Investors have two main strategies which they can use to generate a return on their investment accounts: active portfolio management and passive portfolio management.
- Active portfolio management focuses on outperforming the market in comparison to a specific benchmark such as the Standard & Poor’s 500 Index.
- Passive portfolio management mimics the investment holdings of a particular index in order to achieve similar results.
As the name implies, active portfolio management usually involves more frequent trades than passive management. Active managers are also not constrained by the index which they are invested in and have the ability to own as many, or as few of the stocks which make up the index as they wish.
There has been an ongoing argument since the introduction of passive strategies as to whether the more costly active strategies can outperform them. In volatile markets such as the one we currently find ourselves in, with the liquidity and dislocation being experienced, we would expect our active managers to outperform their passive peers.
In December 2019, Morningstar published their latest “Active/Passive Barometer” paper written by Ben Johnson, CFA – “A semi-annual report that measures the performance of US active funds against passive peers in their respective Morningstar categories”.
The research carried out identified that “48% of active US funds outperformed their average passive peer over the 12 months through December 2019, up from 38% in 2018” and that “All told, around 47% of active funds beat the passive composite for their category in the 12 months through December 2019”.
At BAM we use a combination of both strategies within our funds and closely monitor these to make sure we are getting the best value for our investors. We regularly communicate with our active managers to understand their market positioning and what they have implemented to take advantage of opportunities that will present themselves at all times, but especially now in these unchartered waters.

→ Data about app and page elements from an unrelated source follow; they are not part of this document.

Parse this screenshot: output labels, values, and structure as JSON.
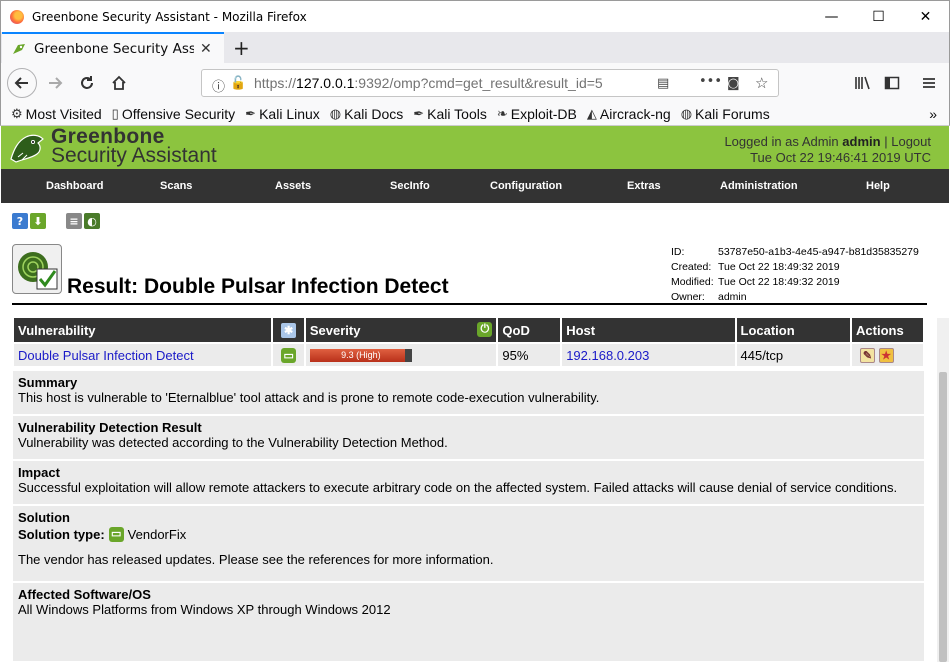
{
  "window": {
    "title": "Greenbone Security Assistant - Mozilla Firefox",
    "minimize_glyph": "—",
    "maximize_glyph": "☐",
    "close_glyph": "✕"
  },
  "tab": {
    "title": "Greenbone Security Assistant",
    "close_glyph": "✕",
    "new_tab_glyph": "+"
  },
  "url": {
    "prefix": "https://",
    "host": "127.0.0.1",
    "rest": ":9392/omp?cmd=get_result&result_id=5"
  },
  "bookmarks": [
    {
      "label": "Most Visited",
      "icon": "gear-icon",
      "glyph": "⚙"
    },
    {
      "label": "Offensive Security",
      "icon": "page-icon",
      "glyph": "▯"
    },
    {
      "label": "Kali Linux",
      "icon": "kali-icon",
      "glyph": "✒"
    },
    {
      "label": "Kali Docs",
      "icon": "globe-icon",
      "glyph": "◍"
    },
    {
      "label": "Kali Tools",
      "icon": "kali-icon",
      "glyph": "✒"
    },
    {
      "label": "Exploit-DB",
      "icon": "exploit-icon",
      "glyph": "❧"
    },
    {
      "label": "Aircrack-ng",
      "icon": "satellite-icon",
      "glyph": "◭"
    },
    {
      "label": "Kali Forums",
      "icon": "globe-icon",
      "glyph": "◍"
    }
  ],
  "gsa": {
    "logo_line1": "Greenbone",
    "logo_line2": "Security Assistant",
    "logged_in_prefix": "Logged in as",
    "role": "Admin",
    "user": "admin",
    "logout": "Logout",
    "datetime": "Tue Oct 22 19:46:41 2019 UTC"
  },
  "menu": [
    "Dashboard",
    "Scans",
    "Assets",
    "SecInfo",
    "Configuration",
    "Extras",
    "Administration",
    "Help"
  ],
  "title": "Result: Double Pulsar Infection Detect",
  "meta": {
    "id_label": "ID:",
    "id": "53787e50-a1b3-4e45-a947-b81d35835279",
    "created_label": "Created:",
    "created": "Tue Oct 22 18:49:32 2019",
    "modified_label": "Modified:",
    "modified": "Tue Oct 22 18:49:32 2019",
    "owner_label": "Owner:",
    "owner": "admin"
  },
  "table": {
    "headers": [
      "Vulnerability",
      "",
      "Severity",
      "QoD",
      "Host",
      "Location",
      "Actions"
    ],
    "row": {
      "vulnerability": "Double Pulsar Infection Detect",
      "severity_label": "9.3 (High)",
      "severity_value": 9.3,
      "severity_max": 10,
      "qod": "95%",
      "host": "192.168.0.203",
      "location": "445/tcp"
    }
  },
  "sections": {
    "summary_title": "Summary",
    "summary_text": "This host is vulnerable to 'Eternalblue' tool attack and is prone to remote code-execution vulnerability.",
    "detection_title": "Vulnerability Detection Result",
    "detection_text": "Vulnerability was detected according to the Vulnerability Detection Method.",
    "impact_title": "Impact",
    "impact_text": "Successful exploitation will allow remote attackers to execute arbitrary code on the affected system. Failed attacks will cause denial of service conditions.",
    "solution_title": "Solution",
    "solution_type_label": "Solution type:",
    "solution_type": "VendorFix",
    "solution_text": "The vendor has released updates. Please see the references for more information.",
    "affected_title": "Affected Software/OS",
    "affected_text": "All Windows Platforms from Windows XP through Windows 2012"
  },
  "colors": {
    "brand_green": "#8cc43f",
    "menu_dark": "#333333",
    "severity_high": "#c0391f",
    "link": "#1a1ac8"
  }
}
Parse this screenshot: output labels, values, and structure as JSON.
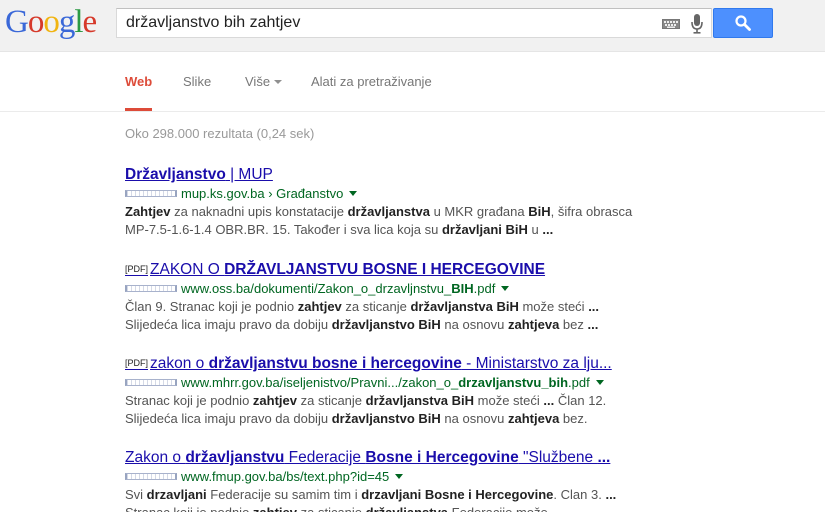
{
  "header": {
    "logo_letters": [
      {
        "ch": "G",
        "color": "#3a68d8"
      },
      {
        "ch": "o",
        "color": "#d6392a"
      },
      {
        "ch": "o",
        "color": "#f1b411"
      },
      {
        "ch": "g",
        "color": "#3a68d8"
      },
      {
        "ch": "l",
        "color": "#2b9a44"
      },
      {
        "ch": "e",
        "color": "#d6392a"
      }
    ],
    "query": "državljanstvo bih zahtjev",
    "keyboard_icon": "keyboard-icon",
    "mic_icon": "microphone-icon",
    "search_icon": "magnifier-icon"
  },
  "tabs": [
    {
      "label": "Web",
      "active": true,
      "dropdown": false
    },
    {
      "label": "Slike",
      "active": false,
      "dropdown": false
    },
    {
      "label": "Više",
      "active": false,
      "dropdown": true
    },
    {
      "label": "Alati za pretraživanje",
      "active": false,
      "dropdown": false
    }
  ],
  "stats": "Oko 298.000 rezultata (0,24 sek)",
  "results": [
    {
      "pdf": "",
      "title": [
        [
          "Državljanstvo",
          true
        ],
        [
          " | MUP",
          false
        ]
      ],
      "url": [
        [
          "mup.ks.gov.ba › Građanstvo",
          false
        ]
      ],
      "snippet1": [
        [
          "Zahtjev",
          true
        ],
        [
          " za naknadni upis konstatacije ",
          false
        ],
        [
          "državljanstva",
          true
        ],
        [
          " u MKR građana ",
          false
        ],
        [
          "BiH",
          true
        ],
        [
          ", šifra obrasca",
          false
        ]
      ],
      "snippet2": [
        [
          "MP-7.5-1.6-1.4 OBR.BR. 15. Također i sva lica koja su ",
          false
        ],
        [
          "državljani BiH",
          true
        ],
        [
          " u ",
          false
        ],
        [
          "...",
          true
        ]
      ]
    },
    {
      "pdf": "[PDF]",
      "title": [
        [
          "ZAKON O ",
          false
        ],
        [
          "DRŽAVLJANSTVU BOSNE I HERCEGOVINE",
          true
        ]
      ],
      "url": [
        [
          "www.oss.ba/dokumenti/Zakon_o_drzavljnstvu_",
          false
        ],
        [
          "BIH",
          true
        ],
        [
          ".pdf",
          false
        ]
      ],
      "snippet1": [
        [
          "Član 9. Stranac koji je podnio ",
          false
        ],
        [
          "zahtjev",
          true
        ],
        [
          " za sticanje ",
          false
        ],
        [
          "državljanstva BiH",
          true
        ],
        [
          " može steći ",
          false
        ],
        [
          "...",
          true
        ]
      ],
      "snippet2": [
        [
          "Slijedeća lica imaju pravo da dobiju ",
          false
        ],
        [
          "državljanstvo BiH",
          true
        ],
        [
          " na osnovu ",
          false
        ],
        [
          "zahtjeva",
          true
        ],
        [
          " bez ",
          false
        ],
        [
          "...",
          true
        ]
      ]
    },
    {
      "pdf": "[PDF]",
      "title": [
        [
          "zakon o ",
          false
        ],
        [
          "državljanstvu bosne i hercegovine",
          true
        ],
        [
          " - Ministarstvo za lju...",
          false
        ]
      ],
      "url": [
        [
          "www.mhrr.gov.ba/iseljenistvo/Pravni.../zakon_o_",
          false
        ],
        [
          "drzavljanstvu_bih",
          true
        ],
        [
          ".pdf",
          false
        ]
      ],
      "snippet1": [
        [
          "Stranac koji je podnio ",
          false
        ],
        [
          "zahtjev",
          true
        ],
        [
          " za sticanje ",
          false
        ],
        [
          "državljanstva BiH",
          true
        ],
        [
          " može steći ",
          false
        ],
        [
          "...",
          true
        ],
        [
          " Član 12.",
          false
        ]
      ],
      "snippet2": [
        [
          "Slijedeća lica imaju pravo da dobiju ",
          false
        ],
        [
          "državljanstvo BiH",
          true
        ],
        [
          " na osnovu ",
          false
        ],
        [
          "zahtjeva",
          true
        ],
        [
          " bez.",
          false
        ]
      ]
    },
    {
      "pdf": "",
      "title": [
        [
          "Zakon o ",
          false
        ],
        [
          "državljanstvu",
          true
        ],
        [
          " Federacije ",
          false
        ],
        [
          "Bosne i Hercegovine",
          true
        ],
        [
          " \"Službene ",
          false
        ],
        [
          "...",
          true
        ]
      ],
      "url": [
        [
          "www.fmup.gov.ba/bs/text.php?id=45",
          false
        ]
      ],
      "snippet1": [
        [
          "Svi ",
          false
        ],
        [
          "drzavljani",
          true
        ],
        [
          " Federacije su samim tim i ",
          false
        ],
        [
          "drzavljani Bosne i Hercegovine",
          true
        ],
        [
          ". Clan 3. ",
          false
        ],
        [
          "...",
          true
        ]
      ],
      "snippet2": [
        [
          "Stranac koji je podnio ",
          false
        ],
        [
          "zahtjev",
          true
        ],
        [
          " za sticanje ",
          false
        ],
        [
          "državljanstva",
          true
        ],
        [
          " Federacije može ",
          false
        ],
        [
          "...",
          true
        ]
      ]
    }
  ]
}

BAM have strong working relationships with many active fund houses, but we are not emotionally attached to them and whilst we can expect to see some periods of underperformance versus passive strategies, we need to be convinced that in the long term their investment process will lead to higher returns.